Let’s say you did learn how to use the knife and firearms, and your instructor does have that knowledge and experience of how to teach you to defend against them.  Everything is in your favor now.  You know how to use the weapons and you were taught practical disarms of the weapons.  That is good, but still not where you need to be.  You must also have realistic training methods where you are put under pressure.  You should do mock scenarios of situations you may find yourself in.  You should do 100 push-ups as fast as you can then shoot your pistol at a moving target.  Put your body in a state that isn’t so calm and train from there.  That’s realistic.  Axe kicks to disarm a knife is not realistic.  Just because you saw Chuck Norris do it on Walker Texas Ranger doesn’t mean it will work.  That’s a television show. That’s acting. And remember, the square root of Chuck Norris is pain. Do not try to square Chuck Norris, the result is death.

This article is not intended to put any instructors or styles of martial arts down.  It’s intended to challenge you to think realistically.  You don’t learn how to be the next NBA star from someone who didn’t make the high school basketball team during tryouts.  It’s obvious that wouldn’t be practical.

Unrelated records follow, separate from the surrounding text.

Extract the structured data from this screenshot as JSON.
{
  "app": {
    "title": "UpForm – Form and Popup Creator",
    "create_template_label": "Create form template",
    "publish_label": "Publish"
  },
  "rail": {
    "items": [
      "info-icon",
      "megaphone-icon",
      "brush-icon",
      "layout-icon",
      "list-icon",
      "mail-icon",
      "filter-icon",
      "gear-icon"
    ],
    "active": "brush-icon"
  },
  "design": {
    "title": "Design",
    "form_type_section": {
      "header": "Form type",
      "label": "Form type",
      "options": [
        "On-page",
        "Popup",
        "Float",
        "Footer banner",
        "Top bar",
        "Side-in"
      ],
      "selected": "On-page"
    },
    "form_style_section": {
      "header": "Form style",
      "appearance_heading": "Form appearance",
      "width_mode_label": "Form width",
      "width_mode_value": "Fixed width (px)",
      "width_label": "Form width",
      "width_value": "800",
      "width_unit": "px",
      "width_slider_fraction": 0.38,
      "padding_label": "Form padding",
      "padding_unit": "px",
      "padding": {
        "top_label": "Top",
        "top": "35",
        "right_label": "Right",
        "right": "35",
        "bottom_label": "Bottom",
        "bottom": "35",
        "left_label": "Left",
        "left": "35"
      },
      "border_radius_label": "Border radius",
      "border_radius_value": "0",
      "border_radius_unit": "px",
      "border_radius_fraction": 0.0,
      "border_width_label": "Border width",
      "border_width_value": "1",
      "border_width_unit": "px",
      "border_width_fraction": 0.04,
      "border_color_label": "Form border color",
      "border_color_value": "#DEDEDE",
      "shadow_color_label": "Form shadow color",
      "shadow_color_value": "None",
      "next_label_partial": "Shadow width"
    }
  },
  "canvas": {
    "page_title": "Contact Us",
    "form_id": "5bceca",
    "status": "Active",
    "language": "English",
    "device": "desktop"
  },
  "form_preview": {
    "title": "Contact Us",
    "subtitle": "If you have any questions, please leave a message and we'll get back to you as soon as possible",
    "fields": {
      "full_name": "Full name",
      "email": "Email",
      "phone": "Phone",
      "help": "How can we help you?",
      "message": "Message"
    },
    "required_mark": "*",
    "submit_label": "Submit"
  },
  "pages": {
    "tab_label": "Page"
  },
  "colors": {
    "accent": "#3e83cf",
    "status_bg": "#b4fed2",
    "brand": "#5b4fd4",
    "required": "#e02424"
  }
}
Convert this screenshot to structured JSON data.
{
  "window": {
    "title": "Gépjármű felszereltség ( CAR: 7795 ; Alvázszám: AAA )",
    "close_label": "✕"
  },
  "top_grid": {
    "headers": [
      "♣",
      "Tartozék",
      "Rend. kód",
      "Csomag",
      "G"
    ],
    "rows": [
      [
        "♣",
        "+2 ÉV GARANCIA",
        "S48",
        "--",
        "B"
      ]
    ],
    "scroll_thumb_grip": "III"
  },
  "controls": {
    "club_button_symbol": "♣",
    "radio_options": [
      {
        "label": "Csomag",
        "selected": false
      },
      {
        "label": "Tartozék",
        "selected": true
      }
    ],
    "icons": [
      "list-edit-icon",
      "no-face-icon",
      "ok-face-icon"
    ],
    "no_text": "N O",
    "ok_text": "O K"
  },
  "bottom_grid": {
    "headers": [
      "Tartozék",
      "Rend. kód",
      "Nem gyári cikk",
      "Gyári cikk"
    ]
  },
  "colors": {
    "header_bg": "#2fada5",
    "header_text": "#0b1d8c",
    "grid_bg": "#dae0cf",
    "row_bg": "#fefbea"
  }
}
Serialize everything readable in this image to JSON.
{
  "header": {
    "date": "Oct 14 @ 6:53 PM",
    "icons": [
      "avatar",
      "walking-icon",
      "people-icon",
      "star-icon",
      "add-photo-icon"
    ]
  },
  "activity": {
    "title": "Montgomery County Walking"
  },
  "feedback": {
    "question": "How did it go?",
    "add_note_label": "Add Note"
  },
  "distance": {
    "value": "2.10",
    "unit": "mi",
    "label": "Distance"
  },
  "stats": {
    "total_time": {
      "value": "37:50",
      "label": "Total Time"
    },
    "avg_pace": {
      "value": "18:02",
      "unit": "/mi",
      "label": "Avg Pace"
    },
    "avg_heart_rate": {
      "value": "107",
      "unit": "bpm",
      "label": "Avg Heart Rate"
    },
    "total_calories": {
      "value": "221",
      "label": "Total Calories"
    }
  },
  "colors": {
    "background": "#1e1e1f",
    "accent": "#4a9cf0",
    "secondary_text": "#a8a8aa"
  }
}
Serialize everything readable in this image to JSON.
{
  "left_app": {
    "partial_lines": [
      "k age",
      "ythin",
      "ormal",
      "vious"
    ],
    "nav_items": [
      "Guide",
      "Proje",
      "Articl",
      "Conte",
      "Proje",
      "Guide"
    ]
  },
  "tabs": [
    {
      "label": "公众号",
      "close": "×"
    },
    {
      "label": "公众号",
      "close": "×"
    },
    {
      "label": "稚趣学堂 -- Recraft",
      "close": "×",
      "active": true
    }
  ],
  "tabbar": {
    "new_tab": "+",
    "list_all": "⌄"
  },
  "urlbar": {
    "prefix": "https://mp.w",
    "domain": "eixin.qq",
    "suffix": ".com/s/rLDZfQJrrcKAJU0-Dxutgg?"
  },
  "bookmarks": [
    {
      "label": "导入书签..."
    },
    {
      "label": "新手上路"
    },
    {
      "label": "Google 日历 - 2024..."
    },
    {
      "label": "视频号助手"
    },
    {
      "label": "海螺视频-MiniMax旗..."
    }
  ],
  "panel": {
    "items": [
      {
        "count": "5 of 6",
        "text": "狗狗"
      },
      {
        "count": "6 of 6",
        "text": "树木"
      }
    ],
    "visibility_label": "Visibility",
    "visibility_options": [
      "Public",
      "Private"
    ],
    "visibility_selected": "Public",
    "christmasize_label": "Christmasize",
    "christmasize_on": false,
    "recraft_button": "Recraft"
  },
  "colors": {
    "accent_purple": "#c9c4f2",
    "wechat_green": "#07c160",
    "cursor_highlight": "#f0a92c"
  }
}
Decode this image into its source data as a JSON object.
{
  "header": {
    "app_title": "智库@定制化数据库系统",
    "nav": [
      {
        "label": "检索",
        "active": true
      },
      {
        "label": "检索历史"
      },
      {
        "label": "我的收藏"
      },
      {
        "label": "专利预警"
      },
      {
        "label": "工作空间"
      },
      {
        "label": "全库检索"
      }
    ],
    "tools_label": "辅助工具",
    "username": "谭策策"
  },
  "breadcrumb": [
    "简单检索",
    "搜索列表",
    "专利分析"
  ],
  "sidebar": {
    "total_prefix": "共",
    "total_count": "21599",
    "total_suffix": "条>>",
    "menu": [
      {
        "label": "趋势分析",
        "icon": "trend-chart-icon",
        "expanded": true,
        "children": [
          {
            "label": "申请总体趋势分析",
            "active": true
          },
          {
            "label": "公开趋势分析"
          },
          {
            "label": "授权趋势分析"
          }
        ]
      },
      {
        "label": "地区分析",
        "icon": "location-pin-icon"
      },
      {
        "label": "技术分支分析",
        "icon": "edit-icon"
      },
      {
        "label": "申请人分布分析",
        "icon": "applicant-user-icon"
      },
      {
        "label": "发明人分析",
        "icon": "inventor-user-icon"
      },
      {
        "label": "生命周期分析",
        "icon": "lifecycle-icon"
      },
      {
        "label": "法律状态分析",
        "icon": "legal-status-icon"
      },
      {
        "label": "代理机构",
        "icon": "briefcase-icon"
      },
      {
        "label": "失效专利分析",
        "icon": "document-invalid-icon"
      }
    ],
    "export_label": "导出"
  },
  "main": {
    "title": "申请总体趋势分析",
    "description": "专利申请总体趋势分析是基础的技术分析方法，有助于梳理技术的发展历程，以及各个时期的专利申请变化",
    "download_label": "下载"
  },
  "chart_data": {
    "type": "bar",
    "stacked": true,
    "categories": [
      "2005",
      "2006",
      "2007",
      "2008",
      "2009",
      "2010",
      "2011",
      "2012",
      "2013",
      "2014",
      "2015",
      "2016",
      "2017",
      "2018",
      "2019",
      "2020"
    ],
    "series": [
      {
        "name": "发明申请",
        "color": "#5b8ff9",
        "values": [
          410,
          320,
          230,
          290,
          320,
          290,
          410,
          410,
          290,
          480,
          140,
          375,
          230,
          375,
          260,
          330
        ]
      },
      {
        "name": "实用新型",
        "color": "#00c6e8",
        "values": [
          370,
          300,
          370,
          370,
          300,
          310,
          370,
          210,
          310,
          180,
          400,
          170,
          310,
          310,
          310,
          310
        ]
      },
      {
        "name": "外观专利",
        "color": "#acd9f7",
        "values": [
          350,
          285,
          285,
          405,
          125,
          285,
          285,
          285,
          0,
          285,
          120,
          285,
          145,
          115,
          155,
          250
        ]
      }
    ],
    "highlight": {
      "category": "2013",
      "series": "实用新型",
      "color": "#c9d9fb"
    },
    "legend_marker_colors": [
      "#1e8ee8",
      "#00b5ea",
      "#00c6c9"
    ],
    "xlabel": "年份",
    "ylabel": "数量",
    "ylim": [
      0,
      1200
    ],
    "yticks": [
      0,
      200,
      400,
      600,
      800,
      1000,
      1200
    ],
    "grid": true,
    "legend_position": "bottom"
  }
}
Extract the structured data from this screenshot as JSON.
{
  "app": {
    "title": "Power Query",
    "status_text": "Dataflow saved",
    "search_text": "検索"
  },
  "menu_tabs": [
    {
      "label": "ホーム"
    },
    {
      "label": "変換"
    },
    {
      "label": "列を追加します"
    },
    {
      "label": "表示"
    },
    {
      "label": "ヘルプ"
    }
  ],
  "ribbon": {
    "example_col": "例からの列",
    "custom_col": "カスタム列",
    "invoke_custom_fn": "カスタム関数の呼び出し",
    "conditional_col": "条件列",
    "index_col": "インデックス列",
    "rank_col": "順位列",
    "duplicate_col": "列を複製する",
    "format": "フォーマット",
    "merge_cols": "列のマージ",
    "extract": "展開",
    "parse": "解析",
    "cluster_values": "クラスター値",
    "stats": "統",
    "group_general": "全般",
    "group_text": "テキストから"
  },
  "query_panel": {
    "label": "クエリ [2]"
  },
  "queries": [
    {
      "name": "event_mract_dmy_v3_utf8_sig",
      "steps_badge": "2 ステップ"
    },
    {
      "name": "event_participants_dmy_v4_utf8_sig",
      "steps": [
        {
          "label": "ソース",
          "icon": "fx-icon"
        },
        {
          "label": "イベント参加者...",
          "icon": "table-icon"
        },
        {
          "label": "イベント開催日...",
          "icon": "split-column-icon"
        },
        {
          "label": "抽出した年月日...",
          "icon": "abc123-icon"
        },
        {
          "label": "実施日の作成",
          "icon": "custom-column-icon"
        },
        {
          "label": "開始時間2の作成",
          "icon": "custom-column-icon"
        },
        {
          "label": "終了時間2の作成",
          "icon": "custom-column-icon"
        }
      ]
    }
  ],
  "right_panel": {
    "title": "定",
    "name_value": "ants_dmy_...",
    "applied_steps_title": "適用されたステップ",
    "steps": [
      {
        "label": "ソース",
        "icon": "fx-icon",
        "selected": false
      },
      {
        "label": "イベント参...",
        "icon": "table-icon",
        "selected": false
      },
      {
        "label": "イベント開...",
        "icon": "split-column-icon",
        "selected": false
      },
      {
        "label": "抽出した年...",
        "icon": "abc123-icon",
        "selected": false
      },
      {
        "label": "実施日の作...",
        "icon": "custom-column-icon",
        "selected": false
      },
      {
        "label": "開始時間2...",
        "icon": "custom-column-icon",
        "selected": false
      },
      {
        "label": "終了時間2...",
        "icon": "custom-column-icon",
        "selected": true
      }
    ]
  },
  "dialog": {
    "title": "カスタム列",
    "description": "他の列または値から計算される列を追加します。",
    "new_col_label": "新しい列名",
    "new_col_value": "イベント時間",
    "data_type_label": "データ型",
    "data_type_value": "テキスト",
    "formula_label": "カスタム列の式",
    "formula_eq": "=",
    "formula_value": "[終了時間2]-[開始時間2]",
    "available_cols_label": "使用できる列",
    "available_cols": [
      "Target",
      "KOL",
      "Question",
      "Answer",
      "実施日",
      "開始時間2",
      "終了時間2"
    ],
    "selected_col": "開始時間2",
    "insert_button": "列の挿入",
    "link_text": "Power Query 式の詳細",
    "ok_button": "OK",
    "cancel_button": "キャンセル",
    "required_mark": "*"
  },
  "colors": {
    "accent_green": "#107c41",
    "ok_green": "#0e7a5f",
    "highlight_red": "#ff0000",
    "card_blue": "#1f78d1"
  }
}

Always analyze, dissect, question, and research all that is being taught to you.  If it doesn’t make sense to you realistically take it for what it is worth and go from there.

About the Author:

Michael Miller is a real world self-defense and fitness expert who holds a 4th degree black belt in American Kenpo (a modern reality based system of self-defense based on logic and reason), an ex boxer, a Joe Lewis Fighting Systems student under Joe Lewis, a Gracie Barra No-Gi Jiu-Jitsu student, and a Mixed Martial Arts  (MMA) and boxing trainer/coach. He operates his full-time school, Miller’s Kenpo Karate Dojo, in Bradford, Pa. He is also a writer who has been featured in Inside Kung-fu and Black Belt magazines several times as an authority in his field and is the author of the Legends of Kenpo biography series.  He holds a Bachelor of Arts degree from the University of Pittsburgh in writing with a minor in sociology.  He can be reached by e-mail at or by phone at 814-368-3725.